§ **YOUR OBJECTIVE**: Write out the whole listing exactly as it stands.

-=-=-=-=-

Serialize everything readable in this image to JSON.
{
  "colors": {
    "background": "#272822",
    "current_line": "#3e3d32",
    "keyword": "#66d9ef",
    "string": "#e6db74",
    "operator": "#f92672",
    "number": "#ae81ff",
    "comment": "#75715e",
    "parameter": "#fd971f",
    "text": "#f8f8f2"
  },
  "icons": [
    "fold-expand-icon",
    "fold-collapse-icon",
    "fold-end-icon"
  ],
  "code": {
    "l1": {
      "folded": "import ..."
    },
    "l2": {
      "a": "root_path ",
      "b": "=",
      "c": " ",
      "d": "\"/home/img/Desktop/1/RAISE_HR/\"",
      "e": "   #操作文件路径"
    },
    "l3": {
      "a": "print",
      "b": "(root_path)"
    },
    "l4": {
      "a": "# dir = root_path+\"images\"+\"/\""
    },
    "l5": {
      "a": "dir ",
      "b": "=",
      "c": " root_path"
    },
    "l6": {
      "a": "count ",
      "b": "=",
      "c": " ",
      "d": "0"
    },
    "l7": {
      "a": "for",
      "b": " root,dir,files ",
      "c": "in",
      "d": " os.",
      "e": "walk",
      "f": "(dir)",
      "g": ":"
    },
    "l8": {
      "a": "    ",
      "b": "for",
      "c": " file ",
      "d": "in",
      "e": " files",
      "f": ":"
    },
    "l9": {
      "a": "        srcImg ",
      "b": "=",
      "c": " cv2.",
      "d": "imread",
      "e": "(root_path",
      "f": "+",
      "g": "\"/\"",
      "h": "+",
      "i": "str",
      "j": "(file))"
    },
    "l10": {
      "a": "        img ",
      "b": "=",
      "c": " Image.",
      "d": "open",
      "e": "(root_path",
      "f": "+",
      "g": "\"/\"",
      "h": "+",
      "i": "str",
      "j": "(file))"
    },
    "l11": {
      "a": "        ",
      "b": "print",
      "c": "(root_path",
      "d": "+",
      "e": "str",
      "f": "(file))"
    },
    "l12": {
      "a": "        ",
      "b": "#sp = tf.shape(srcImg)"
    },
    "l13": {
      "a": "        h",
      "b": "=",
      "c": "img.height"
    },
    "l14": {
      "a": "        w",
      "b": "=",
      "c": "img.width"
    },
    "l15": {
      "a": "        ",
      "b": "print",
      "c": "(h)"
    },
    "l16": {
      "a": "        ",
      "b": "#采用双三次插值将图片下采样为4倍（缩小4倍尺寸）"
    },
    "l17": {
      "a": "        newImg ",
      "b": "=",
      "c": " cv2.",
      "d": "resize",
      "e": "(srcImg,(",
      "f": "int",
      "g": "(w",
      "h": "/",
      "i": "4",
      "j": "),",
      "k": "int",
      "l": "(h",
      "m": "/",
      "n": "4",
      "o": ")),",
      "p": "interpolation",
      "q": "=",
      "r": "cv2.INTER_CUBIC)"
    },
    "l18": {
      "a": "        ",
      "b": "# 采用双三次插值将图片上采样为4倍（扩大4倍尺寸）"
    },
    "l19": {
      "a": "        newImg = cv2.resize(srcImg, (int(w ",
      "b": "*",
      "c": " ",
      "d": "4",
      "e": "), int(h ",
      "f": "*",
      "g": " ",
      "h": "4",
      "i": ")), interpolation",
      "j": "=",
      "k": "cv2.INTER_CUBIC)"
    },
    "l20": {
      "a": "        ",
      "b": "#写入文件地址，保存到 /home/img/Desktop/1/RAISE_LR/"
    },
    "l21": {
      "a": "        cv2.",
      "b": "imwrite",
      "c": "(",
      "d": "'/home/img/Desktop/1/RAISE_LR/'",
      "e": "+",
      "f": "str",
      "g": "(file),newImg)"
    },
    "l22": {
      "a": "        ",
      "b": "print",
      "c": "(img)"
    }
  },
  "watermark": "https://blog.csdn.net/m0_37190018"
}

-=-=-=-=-

§ **COMPLETED TASK**:
Serialize everything readable in this image to JSON.
{
  "colors": {
    "background": "#272822",
    "current_line": "#3e3d32",
    "keyword": "#66d9ef",
    "string": "#e6db74",
    "operator": "#f92672",
    "number": "#ae81ff",
    "comment": "#75715e",
    "parameter": "#fd971f",
    "text": "#f8f8f2"
  },
  "icons": [
    "fold-expand-icon",
    "fold-collapse-icon",
    "fold-end-icon"
  ],
  "code": {
    "l1": {
      "folded": "import ..."
    },
    "l2": {
      "a": "root_path ",
      "b": "=",
      "c": " ",
      "d": "\"/home/img/Desktop/1/RAISE_HR/\"",
      "e": "   #操作文件路径"
    },
    "l3": {
      "a": "print",
      "b": "(root_path)"
    },
    "l4": {
      "a": "# dir = root_path+\"images\"+\"/\""
    },
    "l5": {
      "a": "dir ",
      "b": "=",
      "c": " root_path"
    },
    "l6": {
      "a": "count ",
      "b": "=",
      "c": " ",
      "d": "0"
    },
    "l7": {
      "a": "for",
      "b": " root,dir,files ",
      "c": "in",
      "d": " os.",
      "e": "walk",
      "f": "(dir)",
      "g": ":"
    },
    "l8": {
      "a": "    ",
      "b": "for",
      "c": " file ",
      "d": "in",
      "e": " files",
      "f": ":"
    },
    "l9": {
      "a": "        srcImg ",
      "b": "=",
      "c": " cv2.",
      "d": "imread",
      "e": "(root_path",
      "f": "+",
      "g": "\"/\"",
      "h": "+",
      "i": "str",
      "j": "(file))"
    },
    "l10": {
      "a": "        img ",
      "b": "=",
      "c": " Image.",
      "d": "open",
      "e": "(root_path",
      "f": "+",
      "g": "\"/\"",
      "h": "+",
      "i": "str",
      "j": "(file))"
    },
    "l11": {
      "a": "        ",
      "b": "print",
      "c": "(root_path",
      "d": "+",
      "e": "str",
      "f": "(file))"
    },
    "l12": {
      "a": "        ",
      "b": "#sp = tf.shape(srcImg)"
    },
    "l13": {
      "a": "        h",
      "b": "=",
      "c": "img.height"
    },
    "l14": {
      "a": "        w",
      "b": "=",
      "c": "img.width"
    },
    "l15": {
      "a": "        ",
      "b": "print",
      "c": "(h)"
    },
    "l16": {
      "a": "        ",
      "b": "#采用双三次插值将图片下采样为4倍（缩小4倍尺寸）"
    },
    "l17": {
      "a": "        newImg ",
      "b": "=",
      "c": " cv2.",
      "d": "resize",
      "e": "(srcImg,(",
      "f": "int",
      "g": "(w",
      "h": "/",
      "i": "4",
      "j": "),",
      "k": "int",
      "l": "(h",
      "m": "/",
      "n": "4",
      "o": ")),",
      "p": "interpolation",
      "q": "=",
      "r": "cv2.INTER_CUBIC)"
    },
    "l18": {
      "a": "        ",
      "b": "# 采用双三次插值将图片上采样为4倍（扩大4倍尺寸）"
    },
    "l19": {
      "a": "        newImg = cv2.resize(srcImg, (int(w ",
      "b": "*",
      "c": " ",
      "d": "4",
      "e": "), int(h ",
      "f": "*",
      "g": " ",
      "h": "4",
      "i": ")), interpolation",
      "j": "=",
      "k": "cv2.INTER_CUBIC)"
    },
    "l20": {
      "a": "        ",
      "b": "#写入文件地址，保存到 /home/img/Desktop/1/RAISE_LR/"
    },
    "l21": {
      "a": "        cv2.",
      "b": "imwrite",
      "c": "(",
      "d": "'/home/img/Desktop/1/RAISE_LR/'",
      "e": "+",
      "f": "str",
      "g": "(file),newImg)"
    },
    "l22": {
      "a": "        ",
      "b": "print",
      "c": "(img)"
    }
  },
  "watermark": "https://blog.csdn.net/m0_37190018"
}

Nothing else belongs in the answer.